2. To be able to embrace processes of change and development as a permanent condition for the sector, which following the municipal reform operates with fewer and larger units and also experience increased pressure in the shape of – users and politicians who want more choices in terms of services – the technological development that challenges and in part supersedes existing offers and services – greater focus on non-users – requests for entering into partnerships.
Concrete initiatives in relation to leaders and co-leaders
At the Centre for Leadership and Governance we operate with an extended concept of leadership which applies to the formal leaders, but also to what one might term co-leaders, being employees who actually assume professional managing of a great number of tasks that have to be dealt with every day. This would typically be project managers, process managers, coordinators in interdisciplinary work etc. These are roles and tasks that take up more space and time in the day-to-day work than before and demonstrate how leadership and management happen at several levels in large, decentralized organisations. Therefore the target group for the new competency initiatives includes both formal leaders and co-leaders (professional leaders).
Together with the professional organisations we have chosen to apply for certification to offer two qualifying modules to the culture and library sector – under The Public training of Leaders programme. The modules have been selected among about 20 possibles in the course regulations of the programme and are professionally designed specifically to meet the culture and library sector’s actual challenges. An important point is that both modules are carried through in a pedagogical- didactical way so that students simultaneously develop the soughtafter meta competences. The two modules are:
Team and network leadership where the students through theory and practice acquire knowledge, skills and competences for working in teams and networks, and where they are equipped to orientate and develop both themselves and their individual organisations in the interaction with the large number of stakeholders as well as their personal perspectives on the concept of culture.
Management of processes of change where focus is directed at how culture and library management succeed in handling the dual pressure and apparently conflicting demands betwee being the attractive work place and at the same time developing, prioritising and functioning effectively in a multitude of management rationales and concepts. In the module the students will through both theory and practice acquire knowledge, skills and competences in how political and administrative management unfold in the public sector. Just as they will be able to analyse and understand conditions and possibilities in the interplay between citizens, users, specialist professions, administration and politicians.

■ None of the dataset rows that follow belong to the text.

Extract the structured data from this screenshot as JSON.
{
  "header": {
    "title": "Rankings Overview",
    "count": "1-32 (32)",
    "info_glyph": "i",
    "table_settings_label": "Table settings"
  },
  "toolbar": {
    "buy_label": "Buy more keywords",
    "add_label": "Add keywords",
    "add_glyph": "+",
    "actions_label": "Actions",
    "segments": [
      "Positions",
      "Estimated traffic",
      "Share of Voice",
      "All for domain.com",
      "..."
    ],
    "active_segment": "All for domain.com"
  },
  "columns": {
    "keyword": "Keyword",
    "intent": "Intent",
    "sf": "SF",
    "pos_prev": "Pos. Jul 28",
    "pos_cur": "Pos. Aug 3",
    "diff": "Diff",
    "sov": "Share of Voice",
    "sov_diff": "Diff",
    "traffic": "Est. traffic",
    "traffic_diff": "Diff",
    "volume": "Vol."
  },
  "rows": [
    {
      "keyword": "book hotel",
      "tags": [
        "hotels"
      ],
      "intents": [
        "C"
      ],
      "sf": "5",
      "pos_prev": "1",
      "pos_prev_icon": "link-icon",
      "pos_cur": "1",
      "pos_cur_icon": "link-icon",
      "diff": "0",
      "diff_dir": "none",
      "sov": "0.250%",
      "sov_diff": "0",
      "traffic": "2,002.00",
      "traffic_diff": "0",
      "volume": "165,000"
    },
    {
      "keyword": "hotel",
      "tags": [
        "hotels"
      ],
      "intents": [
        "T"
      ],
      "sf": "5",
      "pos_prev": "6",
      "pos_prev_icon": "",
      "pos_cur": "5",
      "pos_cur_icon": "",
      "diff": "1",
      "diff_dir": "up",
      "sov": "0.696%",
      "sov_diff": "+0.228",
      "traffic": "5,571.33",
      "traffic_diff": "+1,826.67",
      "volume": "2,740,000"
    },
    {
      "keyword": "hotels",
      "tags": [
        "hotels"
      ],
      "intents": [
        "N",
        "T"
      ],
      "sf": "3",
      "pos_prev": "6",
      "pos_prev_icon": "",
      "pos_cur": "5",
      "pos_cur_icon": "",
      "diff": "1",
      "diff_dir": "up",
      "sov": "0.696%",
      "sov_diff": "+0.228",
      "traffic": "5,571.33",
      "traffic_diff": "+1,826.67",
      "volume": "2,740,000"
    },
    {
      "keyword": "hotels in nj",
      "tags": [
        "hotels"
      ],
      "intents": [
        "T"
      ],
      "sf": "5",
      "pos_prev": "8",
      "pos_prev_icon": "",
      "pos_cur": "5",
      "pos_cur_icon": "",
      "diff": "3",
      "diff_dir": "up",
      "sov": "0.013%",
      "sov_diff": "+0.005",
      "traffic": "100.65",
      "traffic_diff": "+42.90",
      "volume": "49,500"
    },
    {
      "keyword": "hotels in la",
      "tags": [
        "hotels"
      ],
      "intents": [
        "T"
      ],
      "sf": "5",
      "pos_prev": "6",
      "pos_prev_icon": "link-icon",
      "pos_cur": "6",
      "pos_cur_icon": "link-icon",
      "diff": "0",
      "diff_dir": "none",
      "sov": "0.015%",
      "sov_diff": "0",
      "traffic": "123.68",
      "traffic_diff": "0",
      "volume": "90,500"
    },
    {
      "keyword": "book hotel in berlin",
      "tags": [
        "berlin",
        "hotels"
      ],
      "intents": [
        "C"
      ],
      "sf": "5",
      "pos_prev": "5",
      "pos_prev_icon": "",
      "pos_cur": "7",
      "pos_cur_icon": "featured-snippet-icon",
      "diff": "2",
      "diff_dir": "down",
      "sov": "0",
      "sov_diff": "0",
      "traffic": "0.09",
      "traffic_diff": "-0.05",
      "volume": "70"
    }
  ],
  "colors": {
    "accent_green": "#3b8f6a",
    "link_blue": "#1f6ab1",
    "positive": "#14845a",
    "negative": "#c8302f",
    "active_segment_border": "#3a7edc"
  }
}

Centre for Leadership and Governance compiles knowledge about practical, operational leadership with the latest theory and research on leadership – to the benefit of the large welfare areas. CLG is a knowledge centre with educations, courses, consultancy and advisory services as well as knowledge development and research on leadership.
Centre for Leadership and Governance,

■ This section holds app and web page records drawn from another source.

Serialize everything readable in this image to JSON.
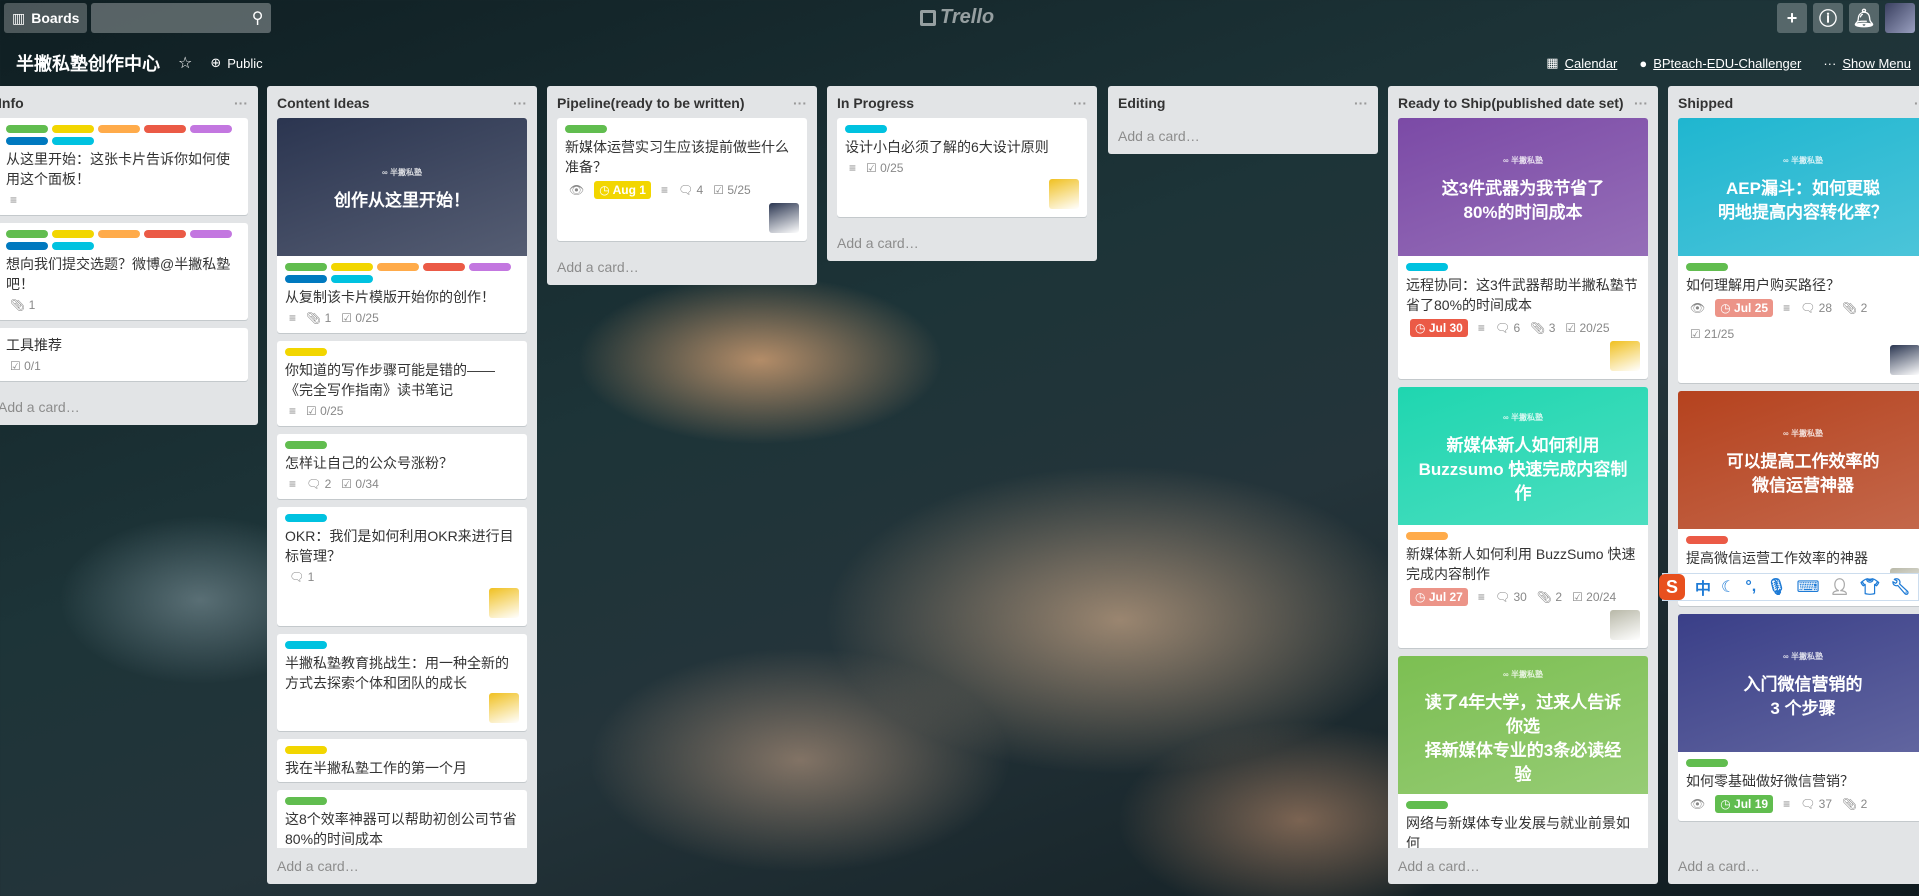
{
  "topbar": {
    "boards_label": "Boards",
    "search_placeholder": "",
    "logo": "Trello",
    "icons": [
      "plus-icon",
      "info-icon",
      "bell-icon"
    ]
  },
  "board": {
    "title": "半撇私塾创作中心",
    "visibility": "Public",
    "calendar": "Calendar",
    "github": "BPteach-EDU-Challenger",
    "menu": "Show Menu"
  },
  "add_card": "Add a card…",
  "lists": [
    {
      "title": "Info",
      "cards": [
        {
          "labels": [
            "#61bd4f",
            "#f2d600",
            "#ffab4a",
            "#eb5a46",
            "#c377e0",
            "#0079bf",
            "#00c2e0"
          ],
          "title": "从这里开始：这张卡片告诉你如何使用这个面板！",
          "badges": {
            "desc": true
          }
        },
        {
          "labels": [
            "#61bd4f",
            "#f2d600",
            "#ffab4a",
            "#eb5a46",
            "#c377e0",
            "#0079bf",
            "#00c2e0"
          ],
          "title": "想向我们提交选题？微博@半撇私塾吧！",
          "badges": {
            "attachments": "1"
          }
        },
        {
          "labels": [],
          "title": "工具推荐",
          "badges": {
            "checklist": "0/1"
          }
        }
      ]
    },
    {
      "title": "Content Ideas",
      "cards": [
        {
          "cover": {
            "color": "#2b3550",
            "text": "创作从这里开始！"
          },
          "labels": [
            "#61bd4f",
            "#f2d600",
            "#ffab4a",
            "#eb5a46",
            "#c377e0",
            "#0079bf",
            "#00c2e0"
          ],
          "title": "从复制该卡片模版开始你的创作！",
          "badges": {
            "desc": true,
            "attachments": "1",
            "checklist": "0/25"
          }
        },
        {
          "labels": [
            "#f2d600"
          ],
          "title": "你知道的写作步骤可能是错的——《完全写作指南》读书笔记",
          "badges": {
            "desc": true,
            "checklist": "0/25"
          }
        },
        {
          "labels": [
            "#61bd4f"
          ],
          "title": "怎样让自己的公众号涨粉？",
          "badges": {
            "desc": true,
            "comments": "2",
            "checklist": "0/34"
          }
        },
        {
          "labels": [
            "#00c2e0"
          ],
          "title": "OKR：我们是如何利用OKR来进行目标管理？",
          "badges": {
            "comments": "1"
          },
          "avatar": "#f0c020"
        },
        {
          "labels": [
            "#00c2e0"
          ],
          "title": "半撇私塾教育挑战生：用一种全新的方式去探索个体和团队的成长",
          "badges": {},
          "avatar": "#f0c020"
        },
        {
          "labels": [
            "#f2d600"
          ],
          "title": "我在半撇私塾工作的第一个月",
          "badges": {}
        },
        {
          "labels": [
            "#61bd4f"
          ],
          "title": "这8个效率神器可以帮助初创公司节省80%的时间成本",
          "badges": {}
        }
      ]
    },
    {
      "title": "Pipeline(ready to be written)",
      "cards": [
        {
          "labels": [
            "#61bd4f"
          ],
          "title": "新媒体运营实习生应该提前做些什么准备？",
          "badges": {
            "watch": true,
            "due": {
              "text": "Aug 1",
              "color": "#f2d600"
            },
            "desc": true,
            "comments": "4",
            "checklist": "5/25"
          },
          "avatar": "#2a3550"
        }
      ]
    },
    {
      "title": "In Progress",
      "cards": [
        {
          "labels": [
            "#00c2e0"
          ],
          "title": "设计小白必须了解的6大设计原则",
          "badges": {
            "desc": true,
            "checklist": "0/25"
          },
          "avatar": "#f0c020"
        }
      ]
    },
    {
      "title": "Editing",
      "cards": []
    },
    {
      "title": "Ready to Ship(published date set)",
      "cards": [
        {
          "cover": {
            "color": "#7b4aa6",
            "text": "这3件武器为我节省了\n80%的时间成本"
          },
          "labels": [
            "#00c2e0"
          ],
          "title": "远程协同：这3件武器帮助半撇私塾节省了80%的时间成本",
          "badges": {
            "due": {
              "text": "Jul 30",
              "color": "#eb5a46"
            },
            "desc": true,
            "comments": "6",
            "attachments": "3",
            "checklist": "20/25"
          },
          "avatar": "#f0c020"
        },
        {
          "cover": {
            "color": "#1fd6b0",
            "text": "新媒体新人如何利用\nBuzzsumo 快速完成内容制作"
          },
          "labels": [
            "#ffab4a"
          ],
          "title": "新媒体新人如何利用 BuzzSumo 快速完成内容制作",
          "badges": {
            "due": {
              "text": "Jul 27",
              "color": "#ec9488"
            },
            "desc": true,
            "comments": "30",
            "attachments": "2",
            "checklist": "20/24"
          },
          "avatar": "#b8b8a8"
        },
        {
          "cover": {
            "color": "#7cbf52",
            "text": "读了4年大学，过来人告诉你选\n择新媒体专业的3条必读经验"
          },
          "labels": [
            "#61bd4f"
          ],
          "title": "网络与新媒体专业发展与就业前景如何",
          "badges": {}
        }
      ]
    },
    {
      "title": "Shipped",
      "cards": [
        {
          "cover": {
            "color": "#1fb6d0",
            "text": "AEP漏斗：如何更聪\n明地提高内容转化率？"
          },
          "labels": [
            "#61bd4f"
          ],
          "title": "如何理解用户购买路径？",
          "badges": {
            "watch": true,
            "due": {
              "text": "Jul 25",
              "color": "#ec9488"
            },
            "desc": true,
            "comments": "28",
            "attachments": "2",
            "checklist": "21/25"
          },
          "avatar": "#2a3550"
        },
        {
          "cover": {
            "color": "#b5421e",
            "text": "可以提高工作效率的\n微信运营神器"
          },
          "labels": [
            "#eb5a46"
          ],
          "title": "提高微信运营工作效率的神器",
          "badges": {},
          "avatar": "#b8b8a8"
        },
        {
          "cover": {
            "color": "#3a3f88",
            "text": "入门微信营销的\n3 个步骤"
          },
          "labels": [
            "#61bd4f"
          ],
          "title": "如何零基础做好微信营销？",
          "badges": {
            "watch": true,
            "due": {
              "text": "Jul 19",
              "color": "#61bd4f"
            },
            "desc": true,
            "comments": "37",
            "attachments": "2"
          }
        }
      ]
    }
  ],
  "ime": {
    "mode": "中",
    "icons": [
      "moon-icon",
      "punctuation-icon",
      "mic-icon",
      "keyboard-icon",
      "user-icon",
      "shirt-icon",
      "wrench-icon"
    ]
  }
}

Metropolitan University College
inko AT phmetropol.dk
Ingelise Konrad has for many years worked as
leader in the library and culture sector, but now

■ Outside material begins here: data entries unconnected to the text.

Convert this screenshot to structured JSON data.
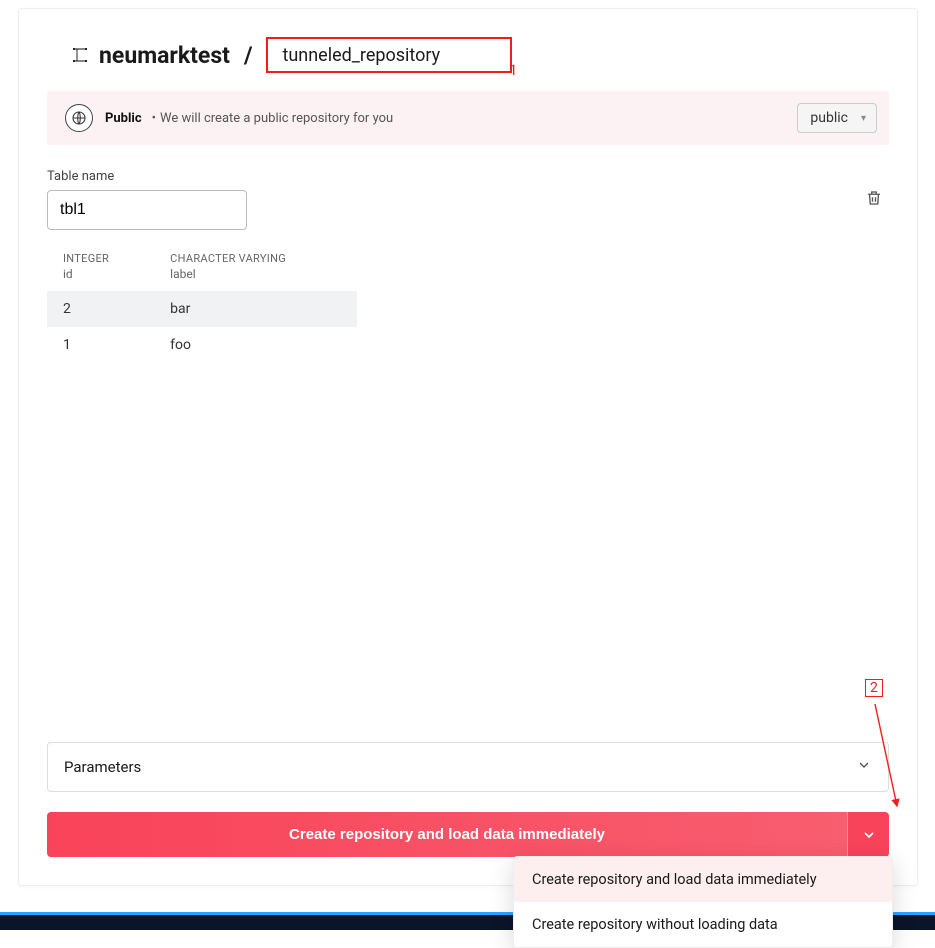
{
  "header": {
    "namespace": "neumarktest",
    "slash": "/",
    "repo_name": "tunneled_repository",
    "annotation1": "1",
    "annotation2": "2"
  },
  "visibility": {
    "label": "Public",
    "desc": "We will create a public repository for you",
    "selected": "public"
  },
  "table": {
    "name_label": "Table name",
    "name_value": "tbl1",
    "columns": [
      {
        "type": "INTEGER",
        "name": "id"
      },
      {
        "type": "CHARACTER VARYING",
        "name": "label"
      }
    ],
    "rows": [
      {
        "id": "2",
        "label": "bar"
      },
      {
        "id": "1",
        "label": "foo"
      }
    ]
  },
  "parameters": {
    "label": "Parameters"
  },
  "action": {
    "primary_label": "Create repository and load data immediately",
    "menu": [
      "Create repository and load data immediately",
      "Create repository without loading data"
    ]
  }
}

works as a senior consultant with leadership and
Translated by Vibeke Cranfield